‘I would send a raven
to your window with a green blade
to show you the flood that blinded
is gone down and my eyes can see
the torn sinews of the impoverished
earth gasp in this white, winter light.’*
If you think this is as good as it gets – your life, society, world – then maybe you want to stick and make sure you don’t lose what you have.
If you suspect there is more and have decided this is not what you’re going to settle on then you need to twist, see what comes next.
In his book Sapiens, Yuval Noah Harari imagines someone falling asleep in the year 1000 CE and awakening in as Christopher Columbas’ sailors were boarding their ships, they would find a familiar world, but one of Columbas’ sailors falling asleep to awaken five hundred years later would find himself in an incomprehensible world .
A closer look at life between 1000 and 1500 would show plenty of sticking and twisting. As would a closer look at life at the time. Moving on in some ways, sticking where we realise we need to get sustainable.
We’re recognising that our freedom in being a species that has the ability to twist without limits is not really freedom at all, is actually more similar to what Lillian Lieber calls “a PATHOLOGICAL FREEDOM as against a NORMAL HEALTHY FREEDOM.”* The latter is marked for Lieber by exalting of observable facts, intuition, and reason together. Raising one or two over the other(s) results in an unhealthy freedom.
With these three things held in tension, I’m not ready to stick. There is more to see, feel, and do. I am prepared to unlearn and learn anew.
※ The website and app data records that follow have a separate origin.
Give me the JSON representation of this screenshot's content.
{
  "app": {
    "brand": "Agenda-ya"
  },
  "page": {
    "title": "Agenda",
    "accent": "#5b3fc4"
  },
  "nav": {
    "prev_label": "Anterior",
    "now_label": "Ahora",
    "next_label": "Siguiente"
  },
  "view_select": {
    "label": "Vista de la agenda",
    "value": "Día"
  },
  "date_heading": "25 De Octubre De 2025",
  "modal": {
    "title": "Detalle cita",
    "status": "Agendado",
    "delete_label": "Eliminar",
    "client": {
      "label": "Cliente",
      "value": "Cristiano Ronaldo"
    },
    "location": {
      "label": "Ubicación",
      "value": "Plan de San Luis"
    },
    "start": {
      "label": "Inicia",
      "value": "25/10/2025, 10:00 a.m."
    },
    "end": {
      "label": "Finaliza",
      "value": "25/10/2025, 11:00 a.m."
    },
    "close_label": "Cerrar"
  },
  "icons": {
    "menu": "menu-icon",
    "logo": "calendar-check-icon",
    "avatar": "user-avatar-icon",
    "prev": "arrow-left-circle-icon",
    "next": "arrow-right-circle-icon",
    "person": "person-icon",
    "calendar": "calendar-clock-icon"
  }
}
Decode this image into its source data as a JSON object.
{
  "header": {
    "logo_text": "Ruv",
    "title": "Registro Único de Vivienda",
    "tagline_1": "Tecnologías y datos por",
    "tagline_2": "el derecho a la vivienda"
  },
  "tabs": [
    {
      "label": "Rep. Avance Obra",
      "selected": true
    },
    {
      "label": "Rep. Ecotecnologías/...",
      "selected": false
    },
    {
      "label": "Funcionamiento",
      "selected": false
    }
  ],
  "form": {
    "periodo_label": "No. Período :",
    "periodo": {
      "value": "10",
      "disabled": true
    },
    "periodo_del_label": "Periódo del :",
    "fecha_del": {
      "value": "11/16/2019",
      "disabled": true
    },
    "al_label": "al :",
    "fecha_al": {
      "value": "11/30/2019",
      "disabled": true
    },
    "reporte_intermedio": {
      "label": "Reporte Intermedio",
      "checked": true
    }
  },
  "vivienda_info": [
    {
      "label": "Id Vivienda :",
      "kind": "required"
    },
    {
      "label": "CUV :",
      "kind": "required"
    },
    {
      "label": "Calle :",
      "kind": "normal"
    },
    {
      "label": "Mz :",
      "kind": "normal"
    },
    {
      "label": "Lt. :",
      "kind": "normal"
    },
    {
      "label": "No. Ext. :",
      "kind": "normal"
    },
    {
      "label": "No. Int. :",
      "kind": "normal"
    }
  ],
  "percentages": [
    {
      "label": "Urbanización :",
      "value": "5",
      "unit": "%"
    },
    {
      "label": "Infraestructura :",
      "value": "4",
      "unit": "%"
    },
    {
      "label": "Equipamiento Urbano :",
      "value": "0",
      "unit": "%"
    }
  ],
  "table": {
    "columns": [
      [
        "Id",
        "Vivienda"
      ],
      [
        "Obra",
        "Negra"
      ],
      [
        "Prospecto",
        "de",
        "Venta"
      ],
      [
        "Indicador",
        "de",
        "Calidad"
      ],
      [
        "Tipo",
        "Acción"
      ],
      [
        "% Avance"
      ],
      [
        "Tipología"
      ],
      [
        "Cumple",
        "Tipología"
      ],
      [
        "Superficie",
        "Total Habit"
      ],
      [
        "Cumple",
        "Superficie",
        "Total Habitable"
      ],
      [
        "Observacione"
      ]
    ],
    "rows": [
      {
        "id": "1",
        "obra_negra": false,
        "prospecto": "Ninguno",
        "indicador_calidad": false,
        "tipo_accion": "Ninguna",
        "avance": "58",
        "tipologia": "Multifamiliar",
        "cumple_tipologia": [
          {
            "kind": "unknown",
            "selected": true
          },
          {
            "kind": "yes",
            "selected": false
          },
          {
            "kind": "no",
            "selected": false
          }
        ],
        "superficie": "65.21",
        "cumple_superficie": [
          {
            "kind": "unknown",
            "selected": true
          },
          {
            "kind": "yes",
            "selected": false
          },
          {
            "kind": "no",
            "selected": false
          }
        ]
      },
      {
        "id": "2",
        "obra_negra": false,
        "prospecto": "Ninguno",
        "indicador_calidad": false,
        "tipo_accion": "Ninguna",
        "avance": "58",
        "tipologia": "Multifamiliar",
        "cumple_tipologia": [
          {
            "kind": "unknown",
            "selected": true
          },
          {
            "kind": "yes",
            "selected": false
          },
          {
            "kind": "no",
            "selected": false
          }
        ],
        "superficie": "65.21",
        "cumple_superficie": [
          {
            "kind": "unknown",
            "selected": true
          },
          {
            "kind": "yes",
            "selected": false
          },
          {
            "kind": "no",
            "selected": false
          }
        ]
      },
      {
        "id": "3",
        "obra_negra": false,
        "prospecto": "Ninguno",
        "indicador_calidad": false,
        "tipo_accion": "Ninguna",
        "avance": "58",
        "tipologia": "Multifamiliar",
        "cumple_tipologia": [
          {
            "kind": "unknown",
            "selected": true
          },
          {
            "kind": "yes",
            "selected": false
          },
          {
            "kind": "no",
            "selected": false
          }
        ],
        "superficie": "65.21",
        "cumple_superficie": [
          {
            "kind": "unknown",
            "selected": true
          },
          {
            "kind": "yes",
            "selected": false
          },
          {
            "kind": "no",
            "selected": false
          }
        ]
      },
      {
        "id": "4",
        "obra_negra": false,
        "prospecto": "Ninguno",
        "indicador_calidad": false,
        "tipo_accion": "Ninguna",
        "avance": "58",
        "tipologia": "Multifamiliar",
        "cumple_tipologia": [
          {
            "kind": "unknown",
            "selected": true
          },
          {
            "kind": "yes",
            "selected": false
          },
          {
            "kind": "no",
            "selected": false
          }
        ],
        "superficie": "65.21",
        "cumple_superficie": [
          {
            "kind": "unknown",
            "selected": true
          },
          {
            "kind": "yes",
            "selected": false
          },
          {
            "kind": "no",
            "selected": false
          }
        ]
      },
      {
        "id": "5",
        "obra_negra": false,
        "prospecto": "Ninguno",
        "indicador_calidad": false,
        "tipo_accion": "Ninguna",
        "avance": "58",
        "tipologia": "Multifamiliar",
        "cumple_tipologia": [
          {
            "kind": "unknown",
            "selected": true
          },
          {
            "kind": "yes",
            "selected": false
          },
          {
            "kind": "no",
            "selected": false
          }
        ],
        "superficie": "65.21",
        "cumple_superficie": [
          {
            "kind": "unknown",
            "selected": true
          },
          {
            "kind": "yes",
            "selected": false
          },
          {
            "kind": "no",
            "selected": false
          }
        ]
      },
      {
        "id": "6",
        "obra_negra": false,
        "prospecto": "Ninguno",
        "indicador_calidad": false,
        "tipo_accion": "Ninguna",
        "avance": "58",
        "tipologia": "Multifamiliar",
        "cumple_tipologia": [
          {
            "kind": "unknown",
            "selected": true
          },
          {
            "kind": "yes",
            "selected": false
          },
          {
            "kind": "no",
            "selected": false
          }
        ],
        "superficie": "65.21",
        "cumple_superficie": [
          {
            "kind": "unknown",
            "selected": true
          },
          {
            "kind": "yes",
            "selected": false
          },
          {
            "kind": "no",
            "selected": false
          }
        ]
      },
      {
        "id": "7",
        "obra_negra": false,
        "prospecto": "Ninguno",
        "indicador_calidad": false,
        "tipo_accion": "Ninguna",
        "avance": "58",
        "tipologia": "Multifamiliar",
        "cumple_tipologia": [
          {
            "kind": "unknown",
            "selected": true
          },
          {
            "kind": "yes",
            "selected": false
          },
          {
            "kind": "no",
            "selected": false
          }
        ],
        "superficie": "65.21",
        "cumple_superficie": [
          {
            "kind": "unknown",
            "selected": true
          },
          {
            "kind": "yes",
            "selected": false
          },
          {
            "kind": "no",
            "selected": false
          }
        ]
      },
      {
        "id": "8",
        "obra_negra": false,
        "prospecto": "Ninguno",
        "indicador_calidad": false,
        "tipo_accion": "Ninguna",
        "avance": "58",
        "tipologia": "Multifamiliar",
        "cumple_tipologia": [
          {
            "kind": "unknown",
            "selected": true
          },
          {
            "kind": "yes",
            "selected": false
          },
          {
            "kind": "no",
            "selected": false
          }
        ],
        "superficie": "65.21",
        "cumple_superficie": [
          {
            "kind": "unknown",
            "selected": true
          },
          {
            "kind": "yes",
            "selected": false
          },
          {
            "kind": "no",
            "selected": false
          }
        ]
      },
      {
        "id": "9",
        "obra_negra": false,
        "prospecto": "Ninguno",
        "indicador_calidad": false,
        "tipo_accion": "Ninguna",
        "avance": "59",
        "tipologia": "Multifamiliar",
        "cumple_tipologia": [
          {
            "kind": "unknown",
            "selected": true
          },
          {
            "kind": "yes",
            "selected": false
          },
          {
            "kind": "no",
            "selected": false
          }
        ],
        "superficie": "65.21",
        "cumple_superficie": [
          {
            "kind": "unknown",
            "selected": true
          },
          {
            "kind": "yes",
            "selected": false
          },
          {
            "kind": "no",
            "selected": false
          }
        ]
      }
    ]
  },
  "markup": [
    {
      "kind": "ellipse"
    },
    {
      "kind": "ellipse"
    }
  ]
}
This is the way of twisting first of all:
‘You normally have to let go of the old through a stage of unknowing and confusion, before you came move to another level of awareness or new capacity.’^